ASSIGNMENT: Return each line of the entries that holds the string "data".

** Opening RECORDS block **

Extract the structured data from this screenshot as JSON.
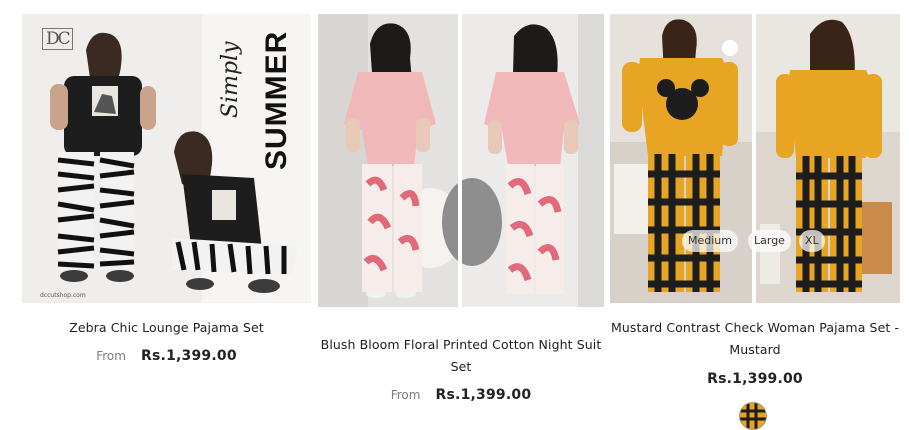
{
  "products": [
    {
      "title": "Zebra Chic Lounge Pajama Set",
      "from_label": "From",
      "price": "Rs.1,399.00",
      "image_text": {
        "logo": "DC",
        "script": "Simply",
        "headline": "SUMMER",
        "url": "dccutshop.com"
      }
    },
    {
      "title": "Blush Bloom Floral Printed Cotton Night Suit Set",
      "from_label": "From",
      "price": "Rs.1,399.00"
    },
    {
      "title": "Mustard Contrast Check Woman Pajama Set - Mustard",
      "price": "Rs.1,399.00",
      "sizes": [
        "Medium",
        "Large",
        "XL"
      ]
    }
  ],
  "colors": {
    "price": "#222222",
    "from": "#7b7b7b",
    "mustard": "#e8a524",
    "blush": "#f1b8b9",
    "black_tee": "#1d1d1d"
  }
}
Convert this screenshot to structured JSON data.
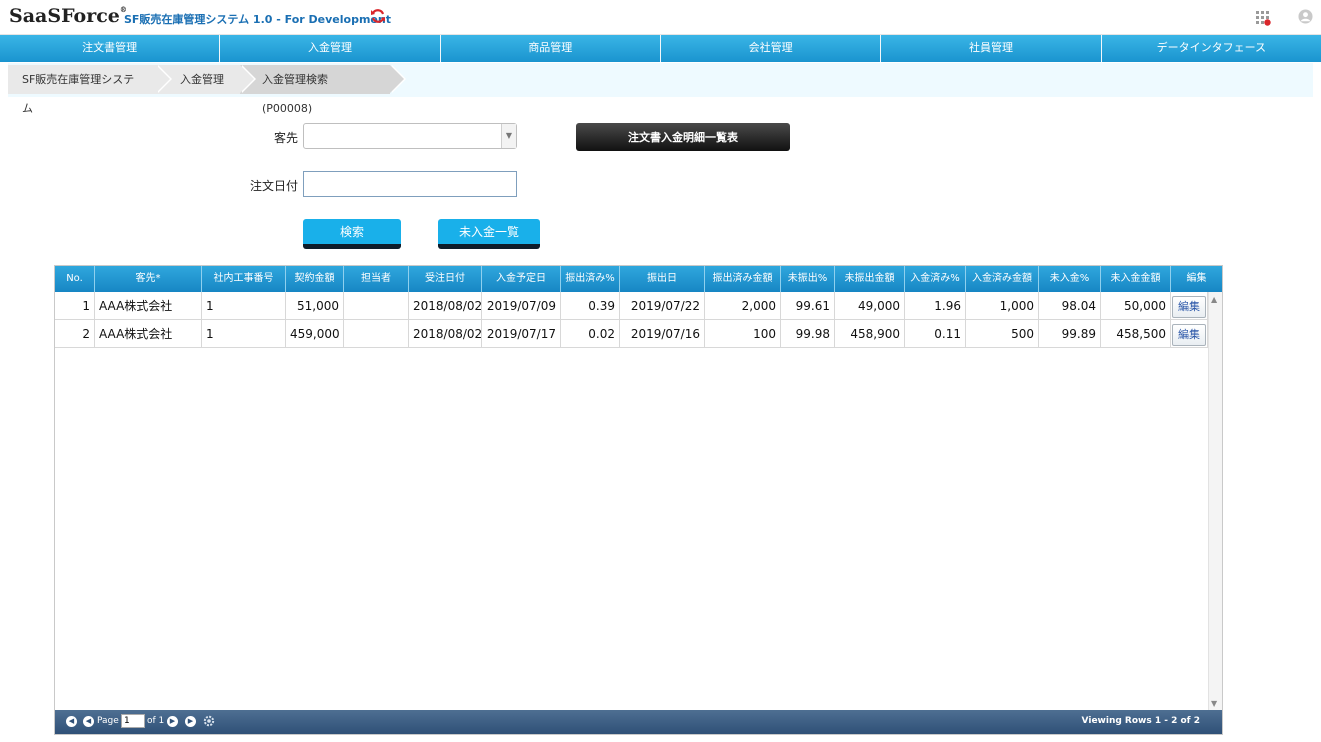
{
  "header": {
    "logo_text": "SaaSForce",
    "logo_mark": "®",
    "app_title": "SF販売在庫管理システム 1.0 - For Development"
  },
  "nav": [
    "注文書管理",
    "入金管理",
    "商品管理",
    "会社管理",
    "社員管理",
    "データインタフェース"
  ],
  "breadcrumb": [
    "SF販売在庫管理システム",
    "入金管理",
    "入金管理検索(P00008)"
  ],
  "form": {
    "customer_label": "客先",
    "customer_value": "",
    "order_date_label": "注文日付",
    "order_date_value": "",
    "detail_button": "注文書入金明細一覧表",
    "search_button": "検索",
    "unpaid_button": "未入金一覧"
  },
  "table": {
    "columns": [
      "No.",
      "客先*",
      "社内工事番号",
      "契約金額",
      "担当者",
      "受注日付",
      "入金予定日",
      "振出済み%",
      "振出日",
      "振出済み金額",
      "未振出%",
      "未振出金額",
      "入金済み%",
      "入金済み金額",
      "未入金%",
      "未入金金額",
      "編集"
    ],
    "rows": [
      [
        "1",
        "AAA株式会社",
        "1",
        "51,000",
        "",
        "2018/08/02",
        "2019/07/09",
        "0.39",
        "2019/07/22",
        "2,000",
        "99.61",
        "49,000",
        "1.96",
        "1,000",
        "98.04",
        "50,000",
        "編集"
      ],
      [
        "2",
        "AAA株式会社",
        "1",
        "459,000",
        "",
        "2018/08/02",
        "2019/07/17",
        "0.02",
        "2019/07/16",
        "100",
        "99.98",
        "458,900",
        "0.11",
        "500",
        "99.89",
        "458,500",
        "編集"
      ]
    ]
  },
  "pager": {
    "page_label": "Page",
    "page_value": "1",
    "of_label": "of 1",
    "viewing": "Viewing Rows 1 - 2 of 2"
  },
  "colors": {
    "nav_blue": "#1a94cf",
    "button_blue": "#19b0ea",
    "pager_blue": "#2f5077",
    "refresh_red": "#d9262b"
  },
  "icons": [
    "refresh-icon",
    "apps-grid-icon",
    "user-icon",
    "dropdown-arrow-icon",
    "first-page-icon",
    "prev-page-icon",
    "next-page-icon",
    "last-page-icon",
    "gear-icon"
  ]
}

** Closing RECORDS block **

SOLVED EXERCISE:
Extract the structured data from this screenshot as JSON.
Convert this screenshot to structured JSON data.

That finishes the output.